SOURCE DATA:
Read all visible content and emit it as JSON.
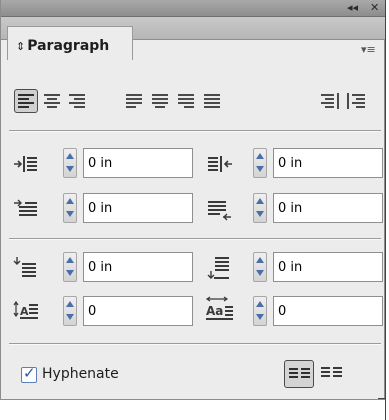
{
  "window": {
    "collapse_icon": "double-left-arrow-icon",
    "close_icon": "close-icon",
    "collapse_glyph": "◂◂",
    "close_glyph": "✕"
  },
  "tab": {
    "label": "Paragraph",
    "updown_glyph": "⇕",
    "menu_icon": "panel-menu-icon",
    "menu_glyph": "▾≡"
  },
  "alignment": {
    "buttons": [
      {
        "name": "align-left",
        "active": true
      },
      {
        "name": "align-center",
        "active": false
      },
      {
        "name": "align-right",
        "active": false
      },
      {
        "name": "justify-last-left",
        "active": false
      },
      {
        "name": "justify-last-center",
        "active": false
      },
      {
        "name": "justify-last-right",
        "active": false
      },
      {
        "name": "justify-all",
        "active": false
      },
      {
        "name": "align-toward-spine",
        "active": false
      },
      {
        "name": "align-away-from-spine",
        "active": false
      }
    ]
  },
  "indents": {
    "left_indent": "0 in",
    "right_indent": "0 in",
    "first_line_left_indent": "0 in",
    "last_line_right_indent": "0 in"
  },
  "spacing": {
    "space_before": "0 in",
    "space_after": "0 in",
    "drop_cap_lines": "0",
    "drop_cap_characters": "0"
  },
  "hyphenate": {
    "label": "Hyphenate",
    "checked": true,
    "check_glyph": "✓"
  },
  "composer": {
    "buttons": [
      {
        "name": "do-not-align-to-baseline-grid",
        "active": true
      },
      {
        "name": "align-to-baseline-grid",
        "active": false
      }
    ]
  },
  "colors": {
    "panel_bg": "#ececec",
    "accent_blue": "#4a6ea8"
  }
}
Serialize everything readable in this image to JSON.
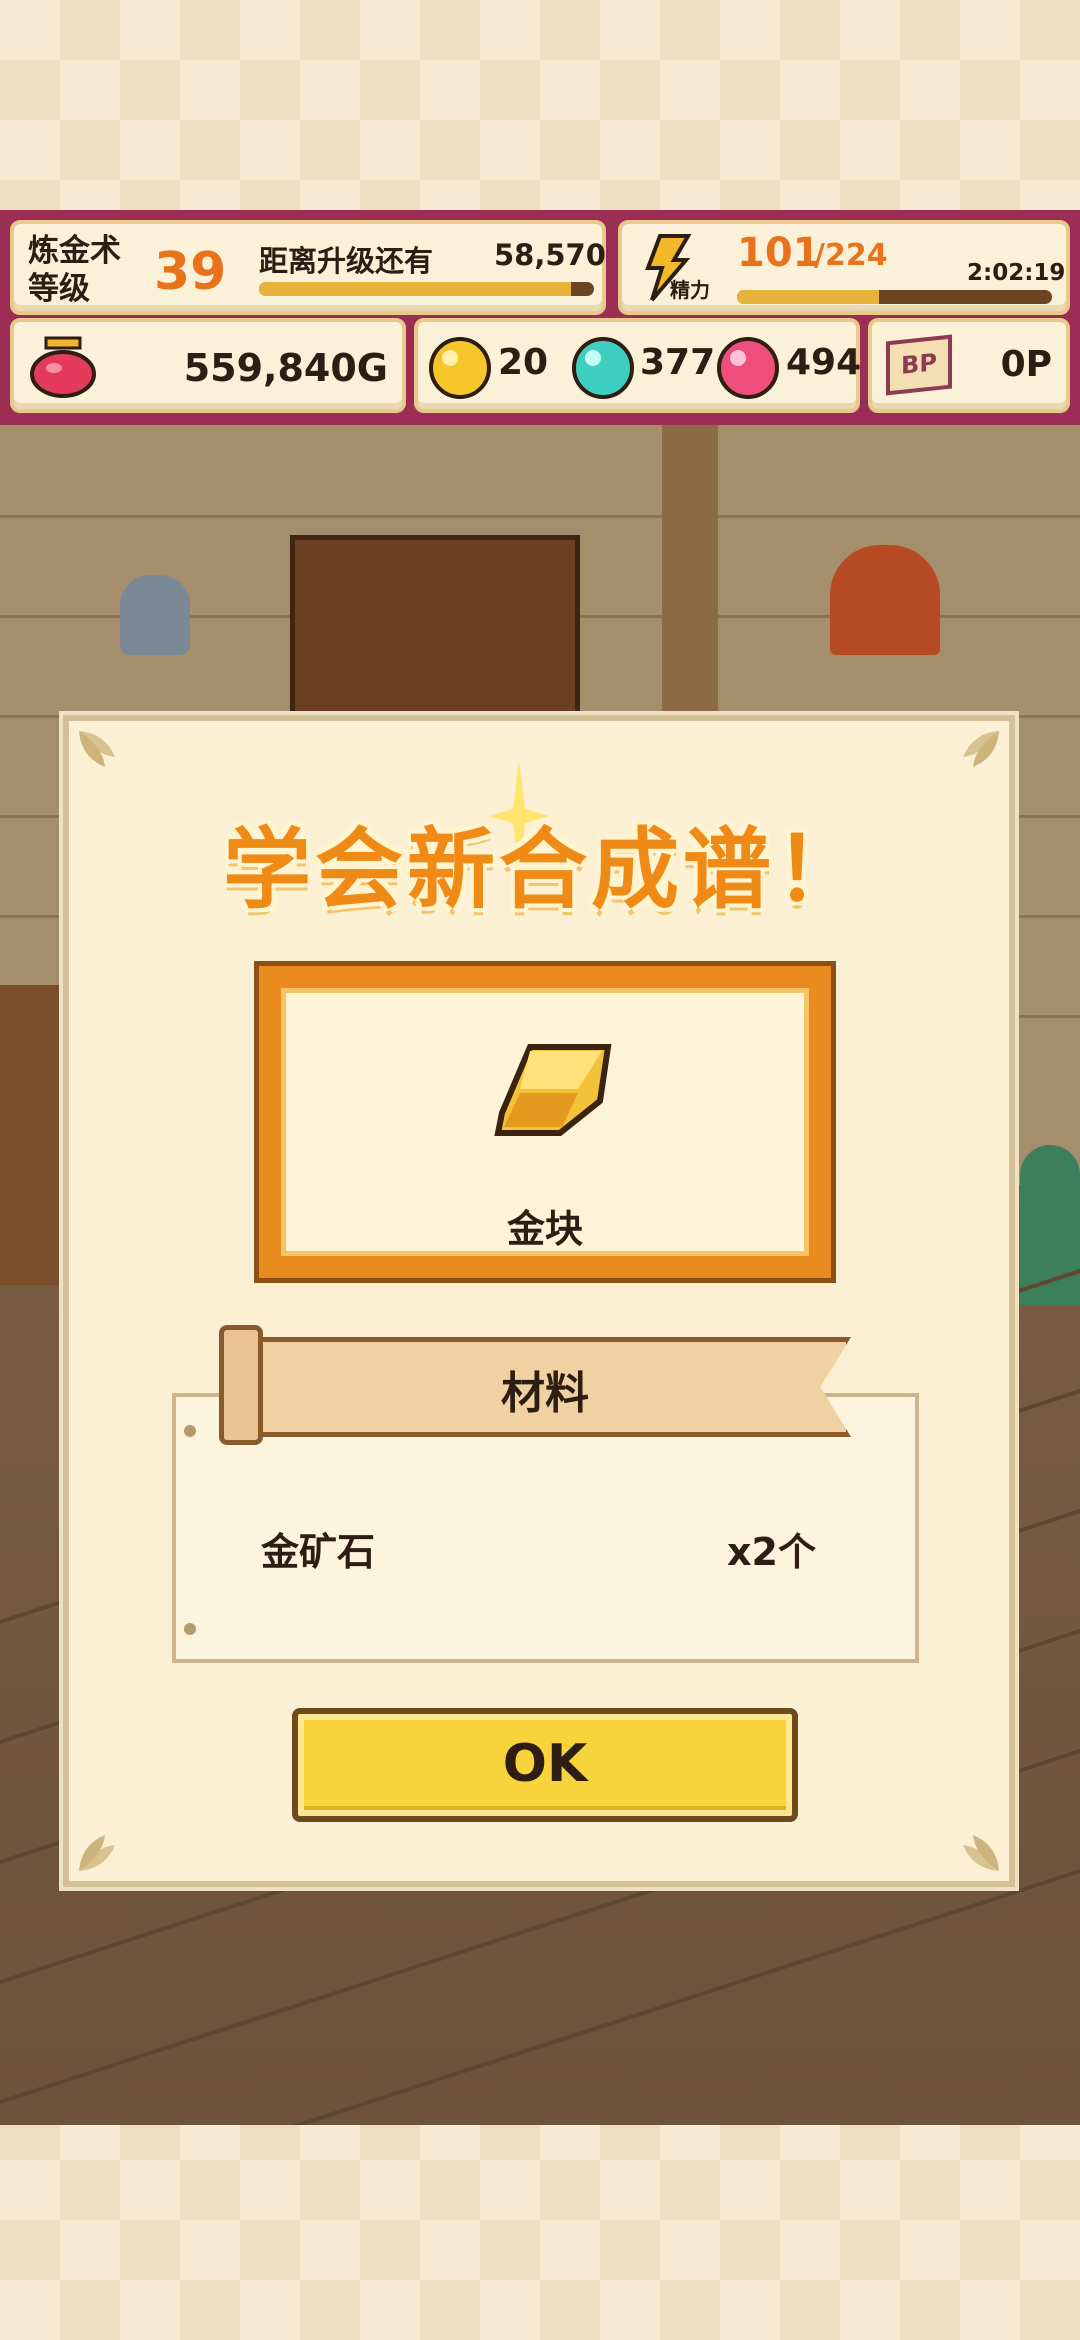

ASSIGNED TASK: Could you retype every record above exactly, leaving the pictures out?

COMPLETED TASK:
Read all visible content and emit it as JSON.
{
  "window": {
    "collapse_icon": "double-left-arrow-icon",
    "close_icon": "close-icon",
    "collapse_glyph": "◂◂",
    "close_glyph": "✕"
  },
  "tab": {
    "label": "Paragraph",
    "updown_glyph": "⇕",
    "menu_icon": "panel-menu-icon",
    "menu_glyph": "▾≡"
  },
  "alignment": {
    "buttons": [
      {
        "name": "align-left",
        "active": true
      },
      {
        "name": "align-center",
        "active": false
      },
      {
        "name": "align-right",
        "active": false
      },
      {
        "name": "justify-last-left",
        "active": false
      },
      {
        "name": "justify-last-center",
        "active": false
      },
      {
        "name": "justify-last-right",
        "active": false
      },
      {
        "name": "justify-all",
        "active": false
      },
      {
        "name": "align-toward-spine",
        "active": false
      },
      {
        "name": "align-away-from-spine",
        "active": false
      }
    ]
  },
  "indents": {
    "left_indent": "0 in",
    "right_indent": "0 in",
    "first_line_left_indent": "0 in",
    "last_line_right_indent": "0 in"
  },
  "spacing": {
    "space_before": "0 in",
    "space_after": "0 in",
    "drop_cap_lines": "0",
    "drop_cap_characters": "0"
  },
  "hyphenate": {
    "label": "Hyphenate",
    "checked": true,
    "check_glyph": "✓"
  },
  "composer": {
    "buttons": [
      {
        "name": "do-not-align-to-baseline-grid",
        "active": true
      },
      {
        "name": "align-to-baseline-grid",
        "active": false
      }
    ]
  },
  "colors": {
    "panel_bg": "#ececec",
    "accent_blue": "#4a6ea8"
  }
}
Serialize everything readable in this image to JSON.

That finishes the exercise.